That’s the rational, reasonable thing to think, yet even with an intentionally blank, mostly unmemorable empty space like the Georgia Dome I want something to be there, to definitively have happened there. There should be a definite something there, thinks some deeply schizophrenic part of my brain that doesn’t want so much as a garden shed to collapse around me without some memory attached to it. Otherwise it’s just a thing — and by extension, so is the city, and the very personally important me I’ve attached to it.

I have a definite thing to attach myself to here. After all, I thought for a few seconds on March 14, 2008 that I was going to die on the floor of the Georgia Dome on press row at the SEC men’s basketball tournament.

I thought Kentucky fans were stomping their feet in unison on the bleachers at first, but the noise swelled, and swelled more, and grew so loud and limitless all at once. It felt limitless in the sense of being infinitely powerful with no range or end to the noise, so loud and yet so obviously just getting started on the way to a theoretical full volume. What do you think a tornado at pace is? It’s actually just clearing its throat and warming up, volume-wise. It’s whispering, holding back. You just hear it as a roar.

There wasn’t even a shudder from impact. There was just the sensation that the entire building was next to an immense floor buffer, spinning and vibrating at thousands of RPM. When that vibration turned into waves the roof flapped like a subwoofer, the air vents started spitting out pieces of insulating foam, and for one second I weighed the options of dying standing up and being crushed by the falling roof and lighting, or taking my chances ducking under a table, only to be crushed by all that plus one flimsy plywood table. The lights swayed 10 to 15 feet in either direction. The waves got stronger, and the entire overturned bathtub of the stadium was now being thumped by a very pissed off janitor pushing that giant floor buffer into the side of the Georgia Dome.

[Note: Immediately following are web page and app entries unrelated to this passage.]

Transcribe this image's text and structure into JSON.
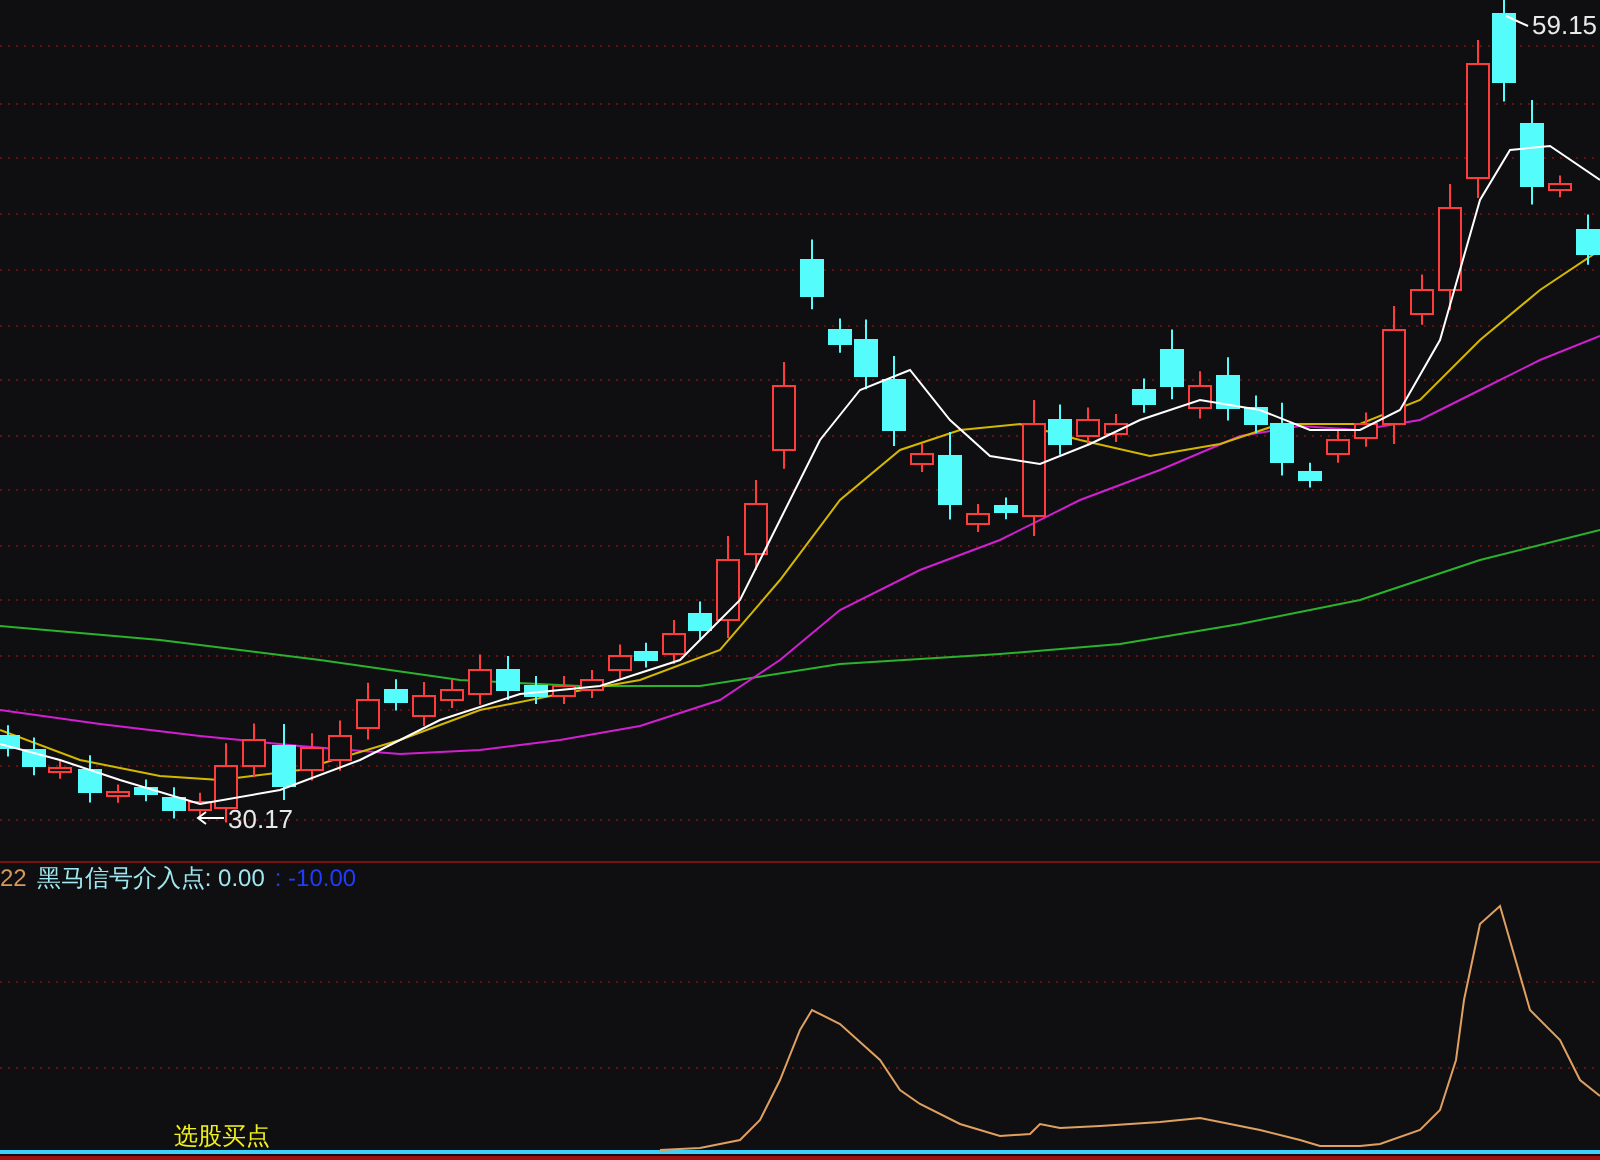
{
  "price_chart": {
    "high_label": "59.15",
    "low_label": "30.17"
  },
  "indicator": {
    "period": "22",
    "name": "黑马信号介入点: 0.00",
    "value": ": -10.00",
    "signal_label": "选股买点"
  }
}
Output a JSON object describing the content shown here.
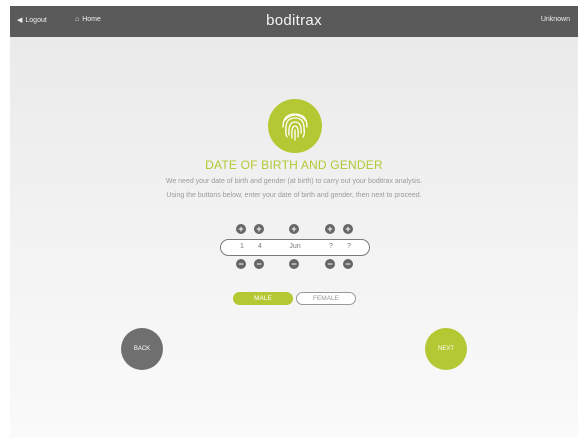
{
  "topbar": {
    "logout_label": "Logout",
    "home_label": "Home",
    "brand": "boditrax",
    "user_label": "Unknown"
  },
  "screen": {
    "title": "DATE OF BIRTH AND GENDER",
    "description_line1": "We need your date of birth and gender (at birth) to carry out your boditrax analysis.",
    "description_line2": "Using the buttons below, enter your date of birth and gender, then next to proceed."
  },
  "date_of_birth": {
    "day_tens": "1",
    "day_units": "4",
    "month": "Jun",
    "year_tens": "?",
    "year_units": "?"
  },
  "gender": {
    "male_label": "MALE",
    "female_label": "FEMALE",
    "selected": "MALE"
  },
  "navigation": {
    "back_label": "BACK",
    "next_label": "NEXT"
  },
  "colors": {
    "accent": "#b4c833",
    "topbar": "#5a5a5a",
    "back_button": "#6f6f6f"
  },
  "icons": {
    "logout": "triangle-left-icon",
    "home": "home-icon",
    "header": "fingerprint-icon",
    "increment": "plus-icon",
    "decrement": "minus-icon"
  }
}
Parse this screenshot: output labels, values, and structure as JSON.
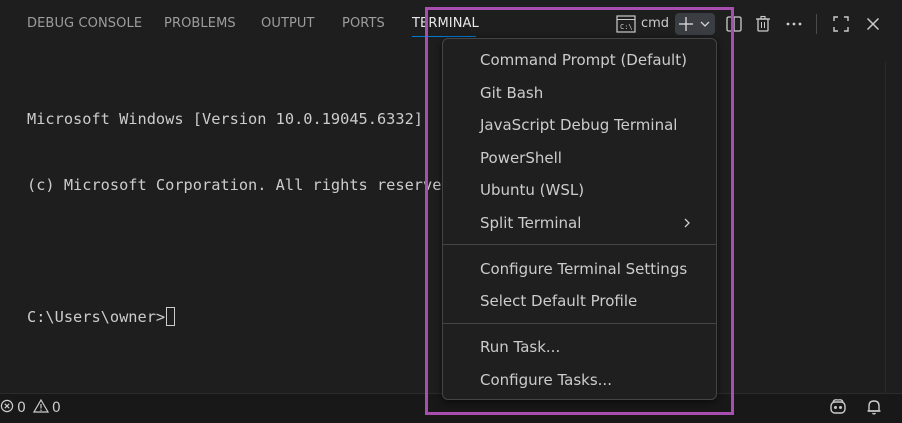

I was sitting next to Verne Lundquist and Bill Raftery. That would have been memorable for me, at least, getting crushed next to a legendary announcer, in the few seconds I had to have a last memory. If I’d heard Verne say “oh my” as it collapsed, it would have been my last tweet, and the RTs and favs would be infinite.

Instead of bearing down at full speed and colliding with the Dome, though, the tornado drunkenly staggered into the Georgia Congress Center next door, then down Marietta Street and into Cabbagetown before dissipating into the night. Not knowing what else to do, I walked out and took pictures of holes in the walls of the Congress Center, and thought about how great I felt about not dying in the Georgia Dome that night.

Leaving the last event at a building that was designed to be forgotten, I didn’t even really think about the one thing I should remember and attach to the spot.

Instead I thought about the only song I think about when I think about the irrational need for a place to give me something only a human can — especially this place, the first place I did so many things, like leaning my head against the window listening to DeBarge after a Hawks game. That need will never make sense, no matter how many games you watch there, or how many moments you spend there. It won’t make sense, not even after years of silently asking a place to just talk back to you once after you spend years monologuing to it. To look at a place that eats its own every day, and buries its stadiums and buildings and places under like daisies beneath a plow, and ask it, as if you were some exception to the rule, to sing the outro to you:

say you really love me baby

say you really love me darling

for I really love you baby

sure enough love you darlin’